[Opening The data section]

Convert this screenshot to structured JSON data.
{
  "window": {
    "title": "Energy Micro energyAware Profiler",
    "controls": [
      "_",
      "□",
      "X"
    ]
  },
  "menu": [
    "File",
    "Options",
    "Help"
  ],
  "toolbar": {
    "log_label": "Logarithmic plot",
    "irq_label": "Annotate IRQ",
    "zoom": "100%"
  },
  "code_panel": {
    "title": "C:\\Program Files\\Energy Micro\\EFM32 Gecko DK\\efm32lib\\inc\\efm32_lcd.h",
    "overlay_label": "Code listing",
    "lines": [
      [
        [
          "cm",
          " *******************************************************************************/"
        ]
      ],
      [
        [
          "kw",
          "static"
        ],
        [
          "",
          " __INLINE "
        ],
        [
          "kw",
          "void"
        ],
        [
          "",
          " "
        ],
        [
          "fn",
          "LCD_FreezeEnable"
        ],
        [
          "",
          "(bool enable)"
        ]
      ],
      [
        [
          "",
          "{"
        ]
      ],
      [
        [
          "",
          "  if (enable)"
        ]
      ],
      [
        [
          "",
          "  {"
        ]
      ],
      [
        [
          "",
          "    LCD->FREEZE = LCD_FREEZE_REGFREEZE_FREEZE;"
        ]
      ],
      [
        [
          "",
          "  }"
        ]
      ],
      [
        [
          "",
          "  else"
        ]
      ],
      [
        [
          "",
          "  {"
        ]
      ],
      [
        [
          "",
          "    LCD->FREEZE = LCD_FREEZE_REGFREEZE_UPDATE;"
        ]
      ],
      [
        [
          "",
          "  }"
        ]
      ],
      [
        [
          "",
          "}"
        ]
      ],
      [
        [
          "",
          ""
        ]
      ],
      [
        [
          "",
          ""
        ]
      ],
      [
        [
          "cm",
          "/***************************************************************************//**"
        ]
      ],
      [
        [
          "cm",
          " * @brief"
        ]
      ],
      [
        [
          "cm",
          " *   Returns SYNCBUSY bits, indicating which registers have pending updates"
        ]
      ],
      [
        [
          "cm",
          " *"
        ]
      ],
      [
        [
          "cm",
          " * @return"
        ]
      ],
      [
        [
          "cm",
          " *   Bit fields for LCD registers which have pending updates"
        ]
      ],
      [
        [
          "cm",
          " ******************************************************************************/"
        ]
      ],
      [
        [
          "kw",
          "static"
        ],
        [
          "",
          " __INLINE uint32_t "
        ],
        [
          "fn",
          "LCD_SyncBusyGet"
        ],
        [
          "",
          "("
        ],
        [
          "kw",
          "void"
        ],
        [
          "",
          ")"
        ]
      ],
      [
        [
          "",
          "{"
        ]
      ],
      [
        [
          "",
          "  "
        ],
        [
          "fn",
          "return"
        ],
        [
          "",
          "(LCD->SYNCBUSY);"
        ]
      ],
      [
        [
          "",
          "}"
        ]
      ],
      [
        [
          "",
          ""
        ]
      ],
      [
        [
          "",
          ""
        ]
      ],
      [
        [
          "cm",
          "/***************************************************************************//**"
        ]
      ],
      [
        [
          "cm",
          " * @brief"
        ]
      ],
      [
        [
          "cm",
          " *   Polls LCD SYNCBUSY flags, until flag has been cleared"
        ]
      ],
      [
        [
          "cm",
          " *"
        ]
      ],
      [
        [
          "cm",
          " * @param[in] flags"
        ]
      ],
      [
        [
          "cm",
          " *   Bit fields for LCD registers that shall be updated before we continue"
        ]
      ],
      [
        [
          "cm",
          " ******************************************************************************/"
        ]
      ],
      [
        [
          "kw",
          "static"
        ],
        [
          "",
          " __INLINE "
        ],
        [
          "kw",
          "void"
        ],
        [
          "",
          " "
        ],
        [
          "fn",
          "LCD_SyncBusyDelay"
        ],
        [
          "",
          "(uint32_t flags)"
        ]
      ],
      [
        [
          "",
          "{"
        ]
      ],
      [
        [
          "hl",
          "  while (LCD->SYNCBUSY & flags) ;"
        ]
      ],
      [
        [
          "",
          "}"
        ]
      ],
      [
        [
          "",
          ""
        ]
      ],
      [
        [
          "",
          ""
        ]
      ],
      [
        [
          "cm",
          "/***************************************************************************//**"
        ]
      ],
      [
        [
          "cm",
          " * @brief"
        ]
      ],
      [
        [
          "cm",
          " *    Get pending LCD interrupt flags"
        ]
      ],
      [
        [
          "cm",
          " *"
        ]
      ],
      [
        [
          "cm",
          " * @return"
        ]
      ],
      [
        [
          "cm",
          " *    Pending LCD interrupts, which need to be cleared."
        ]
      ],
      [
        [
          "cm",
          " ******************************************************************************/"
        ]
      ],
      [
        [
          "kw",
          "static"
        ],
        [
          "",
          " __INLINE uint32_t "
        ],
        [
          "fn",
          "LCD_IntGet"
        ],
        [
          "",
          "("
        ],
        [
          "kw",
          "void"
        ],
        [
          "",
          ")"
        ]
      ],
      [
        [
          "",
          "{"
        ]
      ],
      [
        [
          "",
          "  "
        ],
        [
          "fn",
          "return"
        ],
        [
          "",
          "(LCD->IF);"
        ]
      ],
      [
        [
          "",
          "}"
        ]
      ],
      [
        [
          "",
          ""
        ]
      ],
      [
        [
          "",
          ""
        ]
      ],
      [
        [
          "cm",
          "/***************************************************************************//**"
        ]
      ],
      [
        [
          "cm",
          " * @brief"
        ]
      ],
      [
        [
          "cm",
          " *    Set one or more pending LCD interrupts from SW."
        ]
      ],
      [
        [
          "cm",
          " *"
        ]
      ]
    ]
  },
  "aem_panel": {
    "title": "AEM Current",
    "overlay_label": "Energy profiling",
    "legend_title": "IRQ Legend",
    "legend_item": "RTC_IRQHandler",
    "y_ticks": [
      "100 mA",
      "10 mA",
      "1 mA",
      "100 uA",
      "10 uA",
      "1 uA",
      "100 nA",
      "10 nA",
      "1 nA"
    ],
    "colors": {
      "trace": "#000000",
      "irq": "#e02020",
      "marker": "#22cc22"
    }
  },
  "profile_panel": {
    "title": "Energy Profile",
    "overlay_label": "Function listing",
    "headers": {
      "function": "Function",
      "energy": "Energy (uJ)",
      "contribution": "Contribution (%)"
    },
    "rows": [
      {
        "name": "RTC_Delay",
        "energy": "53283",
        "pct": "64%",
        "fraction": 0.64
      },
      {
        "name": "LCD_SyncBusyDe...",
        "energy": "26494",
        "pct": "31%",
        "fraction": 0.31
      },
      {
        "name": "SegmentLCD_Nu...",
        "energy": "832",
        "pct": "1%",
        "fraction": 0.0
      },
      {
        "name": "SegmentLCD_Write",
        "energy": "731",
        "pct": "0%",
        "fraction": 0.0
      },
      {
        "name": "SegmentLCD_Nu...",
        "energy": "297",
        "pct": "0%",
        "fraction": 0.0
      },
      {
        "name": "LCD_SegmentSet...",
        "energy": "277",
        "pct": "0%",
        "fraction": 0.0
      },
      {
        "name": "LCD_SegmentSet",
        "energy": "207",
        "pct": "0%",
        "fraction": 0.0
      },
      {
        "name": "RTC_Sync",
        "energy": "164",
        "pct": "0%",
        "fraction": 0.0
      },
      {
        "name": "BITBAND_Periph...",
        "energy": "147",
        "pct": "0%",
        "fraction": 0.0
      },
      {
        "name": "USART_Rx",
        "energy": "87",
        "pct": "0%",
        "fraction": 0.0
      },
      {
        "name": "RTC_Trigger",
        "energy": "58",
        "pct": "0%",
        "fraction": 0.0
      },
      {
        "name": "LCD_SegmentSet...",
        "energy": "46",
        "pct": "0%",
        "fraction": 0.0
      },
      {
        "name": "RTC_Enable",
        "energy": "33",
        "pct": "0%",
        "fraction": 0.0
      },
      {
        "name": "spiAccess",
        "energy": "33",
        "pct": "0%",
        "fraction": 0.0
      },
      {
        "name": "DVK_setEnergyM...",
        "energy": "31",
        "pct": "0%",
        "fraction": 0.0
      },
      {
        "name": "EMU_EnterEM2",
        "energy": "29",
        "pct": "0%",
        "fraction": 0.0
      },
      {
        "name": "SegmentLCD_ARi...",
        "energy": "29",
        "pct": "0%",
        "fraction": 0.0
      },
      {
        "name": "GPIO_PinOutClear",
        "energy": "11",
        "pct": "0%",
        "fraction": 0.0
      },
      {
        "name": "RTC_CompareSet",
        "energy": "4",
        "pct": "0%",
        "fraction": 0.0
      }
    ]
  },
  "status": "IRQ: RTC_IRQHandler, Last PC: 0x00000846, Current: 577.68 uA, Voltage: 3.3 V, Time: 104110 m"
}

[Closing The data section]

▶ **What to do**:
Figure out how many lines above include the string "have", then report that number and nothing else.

▶ **Solution**:
2